#### [EXERCISE BRIEF]
The reply should hold every record, copied exactly.

#### [EXTRACTED INFORMATION]
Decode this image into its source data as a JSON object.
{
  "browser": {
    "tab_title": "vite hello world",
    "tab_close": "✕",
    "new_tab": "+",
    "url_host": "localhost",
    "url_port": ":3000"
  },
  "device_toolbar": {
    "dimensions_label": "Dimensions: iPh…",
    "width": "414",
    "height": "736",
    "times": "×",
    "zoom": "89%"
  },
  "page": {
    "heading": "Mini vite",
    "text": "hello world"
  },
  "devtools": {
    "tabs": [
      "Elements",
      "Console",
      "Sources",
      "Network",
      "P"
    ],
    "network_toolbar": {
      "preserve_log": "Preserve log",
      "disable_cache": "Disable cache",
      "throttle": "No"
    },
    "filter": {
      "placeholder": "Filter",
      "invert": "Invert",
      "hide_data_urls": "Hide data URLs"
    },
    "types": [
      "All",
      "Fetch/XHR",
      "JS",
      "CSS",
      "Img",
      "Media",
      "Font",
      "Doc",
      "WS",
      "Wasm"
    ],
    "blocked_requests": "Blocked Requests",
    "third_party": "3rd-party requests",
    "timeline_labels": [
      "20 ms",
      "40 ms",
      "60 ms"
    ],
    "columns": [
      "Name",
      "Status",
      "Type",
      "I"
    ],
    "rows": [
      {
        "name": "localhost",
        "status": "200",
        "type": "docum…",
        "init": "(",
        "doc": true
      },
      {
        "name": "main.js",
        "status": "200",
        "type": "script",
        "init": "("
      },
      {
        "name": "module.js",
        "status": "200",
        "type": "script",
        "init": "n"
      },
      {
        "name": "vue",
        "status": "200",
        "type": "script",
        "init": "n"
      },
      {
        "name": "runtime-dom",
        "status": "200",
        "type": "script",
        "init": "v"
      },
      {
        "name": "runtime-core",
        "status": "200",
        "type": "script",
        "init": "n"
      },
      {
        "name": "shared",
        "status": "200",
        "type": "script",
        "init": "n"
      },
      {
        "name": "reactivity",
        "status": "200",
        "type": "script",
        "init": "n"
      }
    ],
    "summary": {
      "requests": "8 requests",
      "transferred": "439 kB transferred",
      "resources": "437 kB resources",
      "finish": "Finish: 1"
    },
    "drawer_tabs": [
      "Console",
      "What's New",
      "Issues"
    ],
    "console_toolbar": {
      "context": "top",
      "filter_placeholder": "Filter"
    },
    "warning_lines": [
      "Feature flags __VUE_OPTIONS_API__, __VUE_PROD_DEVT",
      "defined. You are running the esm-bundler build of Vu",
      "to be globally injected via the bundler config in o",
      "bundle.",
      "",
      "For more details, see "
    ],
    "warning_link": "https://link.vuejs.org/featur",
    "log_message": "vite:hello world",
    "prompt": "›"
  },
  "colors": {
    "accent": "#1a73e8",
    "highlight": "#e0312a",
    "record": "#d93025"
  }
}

#### [YOUR SOLUTION]
Decode this image into its source data as a JSON object.
{
  "browser": {
    "tab_title": "vite hello world",
    "tab_close": "✕",
    "new_tab": "+",
    "url_host": "localhost",
    "url_port": ":3000"
  },
  "device_toolbar": {
    "dimensions_label": "Dimensions: iPh…",
    "width": "414",
    "height": "736",
    "times": "×",
    "zoom": "89%"
  },
  "page": {
    "heading": "Mini vite",
    "text": "hello world"
  },
  "devtools": {
    "tabs": [
      "Elements",
      "Console",
      "Sources",
      "Network",
      "P"
    ],
    "network_toolbar": {
      "preserve_log": "Preserve log",
      "disable_cache": "Disable cache",
      "throttle": "No"
    },
    "filter": {
      "placeholder": "Filter",
      "invert": "Invert",
      "hide_data_urls": "Hide data URLs"
    },
    "types": [
      "All",
      "Fetch/XHR",
      "JS",
      "CSS",
      "Img",
      "Media",
      "Font",
      "Doc",
      "WS",
      "Wasm"
    ],
    "blocked_requests": "Blocked Requests",
    "third_party": "3rd-party requests",
    "timeline_labels": [
      "20 ms",
      "40 ms",
      "60 ms"
    ],
    "columns": [
      "Name",
      "Status",
      "Type",
      "I"
    ],
    "rows": [
      {
        "name": "localhost",
        "status": "200",
        "type": "docum…",
        "init": "(",
        "doc": true
      },
      {
        "name": "main.js",
        "status": "200",
        "type": "script",
        "init": "("
      },
      {
        "name": "module.js",
        "status": "200",
        "type": "script",
        "init": "n"
      },
      {
        "name": "vue",
        "status": "200",
        "type": "script",
        "init": "n"
      },
      {
        "name": "runtime-dom",
        "status": "200",
        "type": "script",
        "init": "v"
      },
      {
        "name": "runtime-core",
        "status": "200",
        "type": "script",
        "init": "n"
      },
      {
        "name": "shared",
        "status": "200",
        "type": "script",
        "init": "n"
      },
      {
        "name": "reactivity",
        "status": "200",
        "type": "script",
        "init": "n"
      }
    ],
    "summary": {
      "requests": "8 requests",
      "transferred": "439 kB transferred",
      "resources": "437 kB resources",
      "finish": "Finish: 1"
    },
    "drawer_tabs": [
      "Console",
      "What's New",
      "Issues"
    ],
    "console_toolbar": {
      "context": "top",
      "filter_placeholder": "Filter"
    },
    "warning_lines": [
      "Feature flags __VUE_OPTIONS_API__, __VUE_PROD_DEVT",
      "defined. You are running the esm-bundler build of Vu",
      "to be globally injected via the bundler config in o",
      "bundle.",
      "",
      "For more details, see "
    ],
    "warning_link": "https://link.vuejs.org/featur",
    "log_message": "vite:hello world",
    "prompt": "›"
  },
  "colors": {
    "accent": "#1a73e8",
    "highlight": "#e0312a",
    "record": "#d93025"
  }
}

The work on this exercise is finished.